--- MATERIAL TO PROCESS Enclosed Below ---

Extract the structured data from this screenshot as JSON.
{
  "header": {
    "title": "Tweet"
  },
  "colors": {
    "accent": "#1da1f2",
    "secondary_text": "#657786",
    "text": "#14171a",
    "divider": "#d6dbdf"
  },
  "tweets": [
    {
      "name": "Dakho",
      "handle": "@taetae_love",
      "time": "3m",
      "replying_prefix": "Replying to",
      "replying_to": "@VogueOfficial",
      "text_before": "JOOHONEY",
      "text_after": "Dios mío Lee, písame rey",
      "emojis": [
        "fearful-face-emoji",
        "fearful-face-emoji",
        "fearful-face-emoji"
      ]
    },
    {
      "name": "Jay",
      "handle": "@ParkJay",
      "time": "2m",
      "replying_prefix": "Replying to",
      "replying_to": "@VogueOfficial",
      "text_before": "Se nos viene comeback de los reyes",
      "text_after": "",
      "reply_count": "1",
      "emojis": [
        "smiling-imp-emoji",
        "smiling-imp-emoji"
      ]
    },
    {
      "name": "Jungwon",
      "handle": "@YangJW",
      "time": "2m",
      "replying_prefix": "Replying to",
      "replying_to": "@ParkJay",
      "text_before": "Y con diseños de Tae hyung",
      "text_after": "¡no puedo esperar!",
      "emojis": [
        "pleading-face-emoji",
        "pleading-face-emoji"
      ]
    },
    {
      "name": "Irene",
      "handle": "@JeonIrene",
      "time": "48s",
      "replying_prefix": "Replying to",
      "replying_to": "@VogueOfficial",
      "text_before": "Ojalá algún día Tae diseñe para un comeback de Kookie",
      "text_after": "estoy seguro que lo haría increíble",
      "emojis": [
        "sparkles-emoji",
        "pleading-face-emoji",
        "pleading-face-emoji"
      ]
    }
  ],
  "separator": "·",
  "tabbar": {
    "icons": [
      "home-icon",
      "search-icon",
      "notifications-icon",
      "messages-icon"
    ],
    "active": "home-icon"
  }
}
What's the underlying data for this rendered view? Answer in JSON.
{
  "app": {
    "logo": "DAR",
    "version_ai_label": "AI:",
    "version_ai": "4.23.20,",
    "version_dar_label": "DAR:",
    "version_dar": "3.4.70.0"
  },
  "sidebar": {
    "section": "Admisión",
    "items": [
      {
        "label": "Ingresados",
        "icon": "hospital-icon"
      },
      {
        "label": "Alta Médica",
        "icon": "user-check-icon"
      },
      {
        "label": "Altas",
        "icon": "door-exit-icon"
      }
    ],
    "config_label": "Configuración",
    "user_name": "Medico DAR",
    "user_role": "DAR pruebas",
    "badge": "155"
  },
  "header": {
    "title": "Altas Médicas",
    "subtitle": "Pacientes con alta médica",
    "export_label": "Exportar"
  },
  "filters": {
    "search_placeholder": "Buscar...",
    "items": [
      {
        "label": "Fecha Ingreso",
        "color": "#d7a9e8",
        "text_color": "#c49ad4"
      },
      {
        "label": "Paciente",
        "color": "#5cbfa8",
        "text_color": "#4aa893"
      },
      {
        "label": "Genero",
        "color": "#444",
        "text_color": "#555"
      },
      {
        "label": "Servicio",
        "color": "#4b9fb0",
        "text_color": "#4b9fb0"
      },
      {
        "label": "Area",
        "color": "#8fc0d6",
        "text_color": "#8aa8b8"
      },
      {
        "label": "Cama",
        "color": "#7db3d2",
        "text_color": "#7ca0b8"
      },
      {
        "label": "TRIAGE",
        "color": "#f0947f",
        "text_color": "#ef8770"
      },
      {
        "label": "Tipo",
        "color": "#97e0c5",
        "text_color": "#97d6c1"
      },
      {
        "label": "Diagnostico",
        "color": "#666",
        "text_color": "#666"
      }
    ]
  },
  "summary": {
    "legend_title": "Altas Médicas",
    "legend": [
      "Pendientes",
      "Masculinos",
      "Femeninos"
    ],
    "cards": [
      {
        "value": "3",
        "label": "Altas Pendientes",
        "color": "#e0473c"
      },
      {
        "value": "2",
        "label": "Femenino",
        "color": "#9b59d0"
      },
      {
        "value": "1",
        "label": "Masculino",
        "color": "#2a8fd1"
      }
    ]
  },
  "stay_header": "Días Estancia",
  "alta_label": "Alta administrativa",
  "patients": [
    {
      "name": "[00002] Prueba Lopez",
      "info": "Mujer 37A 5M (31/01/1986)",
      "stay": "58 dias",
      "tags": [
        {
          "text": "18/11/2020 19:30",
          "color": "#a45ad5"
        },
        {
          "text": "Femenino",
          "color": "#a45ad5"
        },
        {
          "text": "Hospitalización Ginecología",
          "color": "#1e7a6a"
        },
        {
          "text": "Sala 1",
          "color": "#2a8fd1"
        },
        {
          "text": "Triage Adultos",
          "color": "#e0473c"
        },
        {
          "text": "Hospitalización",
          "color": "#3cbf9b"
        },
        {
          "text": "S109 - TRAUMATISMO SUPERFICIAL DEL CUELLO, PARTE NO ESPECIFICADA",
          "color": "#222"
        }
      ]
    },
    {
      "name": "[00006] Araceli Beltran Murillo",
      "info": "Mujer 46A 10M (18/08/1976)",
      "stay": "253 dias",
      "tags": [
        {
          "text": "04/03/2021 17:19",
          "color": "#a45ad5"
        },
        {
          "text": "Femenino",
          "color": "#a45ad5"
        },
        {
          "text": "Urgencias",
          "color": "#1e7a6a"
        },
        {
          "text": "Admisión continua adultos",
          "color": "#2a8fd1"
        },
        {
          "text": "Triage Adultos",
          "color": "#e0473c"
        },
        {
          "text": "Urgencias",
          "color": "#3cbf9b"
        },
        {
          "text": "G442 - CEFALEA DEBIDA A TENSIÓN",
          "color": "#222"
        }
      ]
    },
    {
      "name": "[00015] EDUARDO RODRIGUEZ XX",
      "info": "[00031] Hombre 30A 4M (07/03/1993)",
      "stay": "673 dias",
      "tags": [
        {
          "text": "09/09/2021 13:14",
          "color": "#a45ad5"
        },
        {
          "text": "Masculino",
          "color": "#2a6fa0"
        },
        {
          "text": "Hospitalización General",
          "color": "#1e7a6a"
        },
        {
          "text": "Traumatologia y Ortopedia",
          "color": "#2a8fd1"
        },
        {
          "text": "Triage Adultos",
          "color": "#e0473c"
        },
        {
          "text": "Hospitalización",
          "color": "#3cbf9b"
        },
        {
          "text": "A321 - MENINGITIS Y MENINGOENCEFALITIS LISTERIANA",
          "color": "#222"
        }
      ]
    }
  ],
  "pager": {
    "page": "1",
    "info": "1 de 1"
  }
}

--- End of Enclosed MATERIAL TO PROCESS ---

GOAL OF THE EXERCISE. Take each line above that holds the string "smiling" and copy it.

WRITTEN ANSWER.
        "smiling-imp-emoji",
        "smiling-imp-emoji"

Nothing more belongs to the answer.